Written by Aria Fischer

For resources and products in the U.S., visit; outside the U.S., visit


Vintage Dad 

Even when I was little, I knew my dad was not “modern.” He systematically chose traditional or slower means to do most anything. If my dad had an option between driving a back road or the highway, he’d take the back road. On Sunday afternoons, we’d choose to play board games over watching TV. His attraction to all things retro was especially true when it came to family vacations. A Coleman coffee percolator and folding stove, lots of clothesline, and pup tents were standard equipment. Dad’s great escape was for all seven of us to go camping for most of the summer.

While some neighborhood children graduated from high school never having seen an ocean, we spent all summer going beach or forest camping. We came home only long enough to shake the sand (or dirt) from our belongings and to mend our canvas tent; then off we went again in our ‘70s VW bus.

The neighborhood kids teasingly dubbed our vehicle the “Quinker-mobile,” sensing our family was a throwback to an older time. The term “Quinker” came from our last name, Quinn, and the word Quaker. Suffice it to say that as transplants from New England to the more familial western Pennsylvania, we were different right off the bat—in accent, cuisine, and lack of extended family. That, coupled with my dad’s strong desire for privacy, made us ripe
for labels.

My dad had retro tendencies even as a young parent. He loved the music from the ‘30s and ‘40s. He seemed to always find stations playing old crooner songs like Hoagy Carmichael’s Stardust. My dad even looked vintage. He maintained the same short brush cut he was issued on his first day as a Marine. Duty and tradition flanked his way as he led us—his small platoon.

These tendencies also spilled over into the holidays. Holiday preparation began in October with root beer production. We were like an assembly line as we bottled and stored the root beer until Thanksgiving. Then, with my mother’s home-cooked feast finally on the table, we would uncap the root beer. It was one of his traditions that we could all get behind.

As a teen, I thought my dad tried to make us culturally odd on purpose. However, as a young adult, I realized that he had built in us a sense of family identity. Within a larger culture spinning out of control, my dad had thoughtfully engineered our stable family culture. His insistence on low-tech, older ways was an effort to slow our world down so that we could be children. We grew up with a rich background of games and memories unique to us. Having only one child myself, I often retold my childhood stories to my son. As a mom, I created stories and songs for him to remember.

Belonging to Christ, I have come to realize the power of identity. With a family of people, there is joy in shared stories and meals.
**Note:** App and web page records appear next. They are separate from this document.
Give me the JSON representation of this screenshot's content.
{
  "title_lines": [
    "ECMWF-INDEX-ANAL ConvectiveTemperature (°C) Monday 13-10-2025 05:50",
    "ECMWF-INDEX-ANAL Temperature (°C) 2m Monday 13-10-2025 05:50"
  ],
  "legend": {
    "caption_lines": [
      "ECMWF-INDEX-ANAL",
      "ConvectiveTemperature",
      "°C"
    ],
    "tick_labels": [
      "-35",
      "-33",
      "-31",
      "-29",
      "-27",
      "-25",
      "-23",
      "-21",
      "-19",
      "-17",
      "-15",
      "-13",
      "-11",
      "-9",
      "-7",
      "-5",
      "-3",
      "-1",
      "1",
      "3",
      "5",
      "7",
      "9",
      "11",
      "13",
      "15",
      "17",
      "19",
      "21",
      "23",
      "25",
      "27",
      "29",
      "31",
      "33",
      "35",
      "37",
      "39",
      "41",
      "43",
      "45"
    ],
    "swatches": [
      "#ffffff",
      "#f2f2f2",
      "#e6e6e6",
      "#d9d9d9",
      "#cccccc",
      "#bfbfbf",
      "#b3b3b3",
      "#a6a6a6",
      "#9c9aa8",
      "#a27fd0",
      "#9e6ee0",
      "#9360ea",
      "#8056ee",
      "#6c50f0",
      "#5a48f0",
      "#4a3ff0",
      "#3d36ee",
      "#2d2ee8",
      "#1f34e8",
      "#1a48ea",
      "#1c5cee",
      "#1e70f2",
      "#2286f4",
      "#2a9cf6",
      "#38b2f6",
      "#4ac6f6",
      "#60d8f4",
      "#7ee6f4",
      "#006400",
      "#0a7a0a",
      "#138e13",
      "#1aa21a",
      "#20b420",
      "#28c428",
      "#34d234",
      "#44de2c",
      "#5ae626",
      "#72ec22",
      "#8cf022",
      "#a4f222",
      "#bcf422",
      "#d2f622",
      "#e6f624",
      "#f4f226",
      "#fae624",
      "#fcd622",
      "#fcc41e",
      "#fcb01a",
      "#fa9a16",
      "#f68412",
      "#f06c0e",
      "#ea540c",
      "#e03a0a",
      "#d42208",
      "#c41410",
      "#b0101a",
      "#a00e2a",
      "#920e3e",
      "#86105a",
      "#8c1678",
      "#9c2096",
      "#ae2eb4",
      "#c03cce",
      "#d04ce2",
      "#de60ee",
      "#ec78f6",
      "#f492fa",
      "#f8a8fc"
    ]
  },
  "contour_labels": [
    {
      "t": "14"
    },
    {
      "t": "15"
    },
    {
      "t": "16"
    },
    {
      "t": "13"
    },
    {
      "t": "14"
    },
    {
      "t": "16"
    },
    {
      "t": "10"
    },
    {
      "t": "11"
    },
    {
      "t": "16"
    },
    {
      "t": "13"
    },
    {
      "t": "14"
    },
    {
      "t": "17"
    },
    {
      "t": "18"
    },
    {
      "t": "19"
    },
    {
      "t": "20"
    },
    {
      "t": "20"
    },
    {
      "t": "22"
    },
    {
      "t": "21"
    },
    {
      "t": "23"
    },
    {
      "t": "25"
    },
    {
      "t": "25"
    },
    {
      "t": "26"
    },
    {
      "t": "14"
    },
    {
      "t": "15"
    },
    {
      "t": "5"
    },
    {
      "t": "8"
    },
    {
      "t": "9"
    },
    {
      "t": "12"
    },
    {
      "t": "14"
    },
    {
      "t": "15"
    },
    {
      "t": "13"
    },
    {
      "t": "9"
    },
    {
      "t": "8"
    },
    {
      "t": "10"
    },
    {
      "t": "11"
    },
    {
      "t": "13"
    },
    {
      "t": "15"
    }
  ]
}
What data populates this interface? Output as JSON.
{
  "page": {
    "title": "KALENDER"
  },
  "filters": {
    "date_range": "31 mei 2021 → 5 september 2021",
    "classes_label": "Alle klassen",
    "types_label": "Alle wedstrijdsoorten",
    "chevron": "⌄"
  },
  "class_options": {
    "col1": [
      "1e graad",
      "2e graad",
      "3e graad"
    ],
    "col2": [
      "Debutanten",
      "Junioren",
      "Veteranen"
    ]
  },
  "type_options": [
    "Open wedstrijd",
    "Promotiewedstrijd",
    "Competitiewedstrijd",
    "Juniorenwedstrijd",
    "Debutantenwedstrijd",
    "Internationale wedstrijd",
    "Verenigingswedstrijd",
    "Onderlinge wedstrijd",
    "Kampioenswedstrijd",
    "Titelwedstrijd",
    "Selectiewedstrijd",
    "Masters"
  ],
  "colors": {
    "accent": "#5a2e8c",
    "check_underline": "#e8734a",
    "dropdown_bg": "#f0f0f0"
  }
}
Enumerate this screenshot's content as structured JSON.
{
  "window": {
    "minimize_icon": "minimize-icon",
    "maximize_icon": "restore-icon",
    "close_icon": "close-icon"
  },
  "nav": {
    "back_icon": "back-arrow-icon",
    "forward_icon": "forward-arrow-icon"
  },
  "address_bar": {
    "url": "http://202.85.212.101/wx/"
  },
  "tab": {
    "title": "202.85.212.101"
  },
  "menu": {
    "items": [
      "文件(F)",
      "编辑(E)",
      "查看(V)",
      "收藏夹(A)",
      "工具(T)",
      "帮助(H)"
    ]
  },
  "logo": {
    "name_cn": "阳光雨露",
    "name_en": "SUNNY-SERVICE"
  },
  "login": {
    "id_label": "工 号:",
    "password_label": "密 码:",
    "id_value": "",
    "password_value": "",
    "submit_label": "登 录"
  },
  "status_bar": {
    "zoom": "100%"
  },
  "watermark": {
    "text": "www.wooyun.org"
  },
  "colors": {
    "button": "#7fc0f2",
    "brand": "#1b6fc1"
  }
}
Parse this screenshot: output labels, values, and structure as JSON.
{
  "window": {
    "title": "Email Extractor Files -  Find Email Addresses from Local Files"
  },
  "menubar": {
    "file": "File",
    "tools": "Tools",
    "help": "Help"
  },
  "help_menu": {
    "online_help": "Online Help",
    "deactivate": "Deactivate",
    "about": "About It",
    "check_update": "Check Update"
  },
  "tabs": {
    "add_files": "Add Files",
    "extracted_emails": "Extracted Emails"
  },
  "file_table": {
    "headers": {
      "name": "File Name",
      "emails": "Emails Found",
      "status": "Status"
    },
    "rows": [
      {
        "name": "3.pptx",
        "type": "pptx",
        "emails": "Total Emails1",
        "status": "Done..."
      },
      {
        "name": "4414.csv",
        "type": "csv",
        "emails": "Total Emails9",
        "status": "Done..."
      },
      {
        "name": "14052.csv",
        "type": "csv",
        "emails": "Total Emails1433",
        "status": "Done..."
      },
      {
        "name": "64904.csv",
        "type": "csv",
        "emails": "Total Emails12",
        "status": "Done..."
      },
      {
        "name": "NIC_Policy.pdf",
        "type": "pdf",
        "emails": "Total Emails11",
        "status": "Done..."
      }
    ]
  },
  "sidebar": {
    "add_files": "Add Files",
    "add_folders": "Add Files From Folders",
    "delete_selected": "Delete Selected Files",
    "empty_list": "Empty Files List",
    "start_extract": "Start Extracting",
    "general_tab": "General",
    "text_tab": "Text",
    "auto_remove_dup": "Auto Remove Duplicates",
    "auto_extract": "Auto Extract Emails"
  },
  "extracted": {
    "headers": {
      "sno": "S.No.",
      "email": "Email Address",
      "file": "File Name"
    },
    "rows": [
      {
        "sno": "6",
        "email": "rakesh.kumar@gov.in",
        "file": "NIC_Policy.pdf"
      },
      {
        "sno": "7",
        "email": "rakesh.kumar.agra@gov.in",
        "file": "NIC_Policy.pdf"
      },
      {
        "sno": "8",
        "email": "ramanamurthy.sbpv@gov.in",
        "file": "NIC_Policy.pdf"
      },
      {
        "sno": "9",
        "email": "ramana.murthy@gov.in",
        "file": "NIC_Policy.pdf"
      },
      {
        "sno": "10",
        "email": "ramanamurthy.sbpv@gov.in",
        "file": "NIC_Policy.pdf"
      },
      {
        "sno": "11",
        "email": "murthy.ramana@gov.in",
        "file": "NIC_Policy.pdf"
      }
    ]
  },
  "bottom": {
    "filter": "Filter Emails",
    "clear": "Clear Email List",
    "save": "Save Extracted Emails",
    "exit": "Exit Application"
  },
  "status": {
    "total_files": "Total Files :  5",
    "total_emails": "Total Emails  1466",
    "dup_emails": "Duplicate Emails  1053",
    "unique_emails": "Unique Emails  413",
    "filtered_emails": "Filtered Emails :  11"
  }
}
In the midst of hardship, we can fall in line behind what we know is true and it will light our paths, shielding us from the attacks of an enemy.

As a moral and duty-loving man, my father led us to the knowledge of right and wrong and instilled in us a faithfulness to serve. I thank God for my dad, and I stand on this promise: One day he will intimately know his heavenly Father who instilled every good thing in him.

Do you have a favorite childhood memory about your father? Share it below. We’d love to read about it!

Written by Eileen Quinn

For resources and products in the U.S., visit; outside the U.S., visit